“I’ve been getting about four hours of sleep the last two nights. People tell me I need to get some sleep, but I can sit here and watch TV better than I can toss and turn in bed, so I just stay up late. I’m not in Haiti, but a part of me is there.”
Garner is in Grand Goave, Haiti, as part of a group through Lifeline Christian Mission. In the days following the earthquake, her mother has received e-mails from officials with Lifeline letting her know that all is well for the missionaries, and they are continuing to help the people during the aftermath. Garner and a group of 58 people from the United States gathered in Miami, Fla., and made the trip, which Garner has made a regular part of her life. Her mother said she spends 10 days each year there, and has for the past five years. She uses vacation and personal days from her job as a records clerk with the Miami Township Police Department in Milford, Ohio, to serve the mission. While in Haiti, she helps the people of the area, especially women and children, who are in need of nutritional assistance, as well as ministering through fellowship and Bible studies.
“We rarely talk that we don’t talk about the Haitian people,” her mother said. “I’m a worrier, but Marsha is the type of person who is a very calm and comforting person. Her neighbor told me she could just see Marsha going by people, putting her arm around them and telling them everything’s going to be OK. If she thought she was still needed there, even if she had the opportunity to fly out, she would probably stay.”
While in Haiti, Moran said the missionaries always go with a prepared message for the people from Biblical scripture. She said they held a service with worship, singing and praying into the early hours of the morning last Wednesday evening, and it was well attended. Other services are also conducted especially for the women of the area.
“The women come out for a ladies’ day service, and a lot of the people walk for miles to be there,” Moran said. “The mission group gives them a theme to work with, and this year’s theme was A Tempest in a Teapot.”
Garner’s interest in helping the Haitian people has rubbed off to her mother, who has also started to help by sponsoring a child there. Garner has been able to meet the children she and her mother sponsor, and even deliver gifts to them personally. Garner sponsors a young boy named Jon Berlyn, age 7, while her mother sponsors 12-year-old James Khris Mattheiu. Garner was able to present shoes, shirts and other gifts to the children on a recent visit, and even get photos of the children enjoying their gifts.
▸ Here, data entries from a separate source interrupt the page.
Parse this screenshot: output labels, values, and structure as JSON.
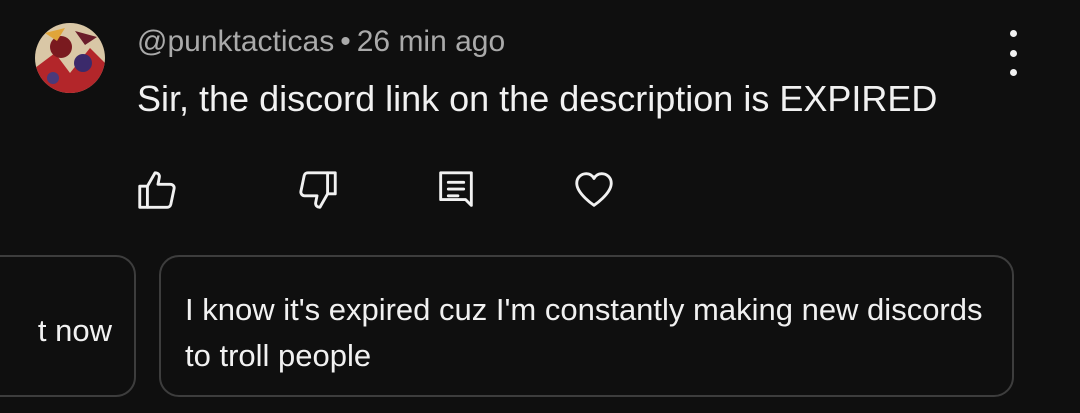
{
  "comment": {
    "author": "@punktacticas",
    "separator": "•",
    "time": "26 min ago",
    "text": "Sir, the discord link on the description is EXPIRED"
  },
  "actions": [
    "like-icon",
    "dislike-icon",
    "reply-icon",
    "heart-icon"
  ],
  "suggested_replies": [
    {
      "text": "t now"
    },
    {
      "text": "I know it's expired cuz I'm constantly making new discords to troll people"
    }
  ],
  "colors": {
    "background": "#0f0f0f",
    "text": "#f1f1f1",
    "meta_text": "#aaaaaa",
    "card_border": "#3d3d3d"
  }
}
Traveling and serving the mission is an option, but Moran said there are other ways to assist the people of Haiti. She said anyone who wants to know more about helping can contact her at (859) 284-5228.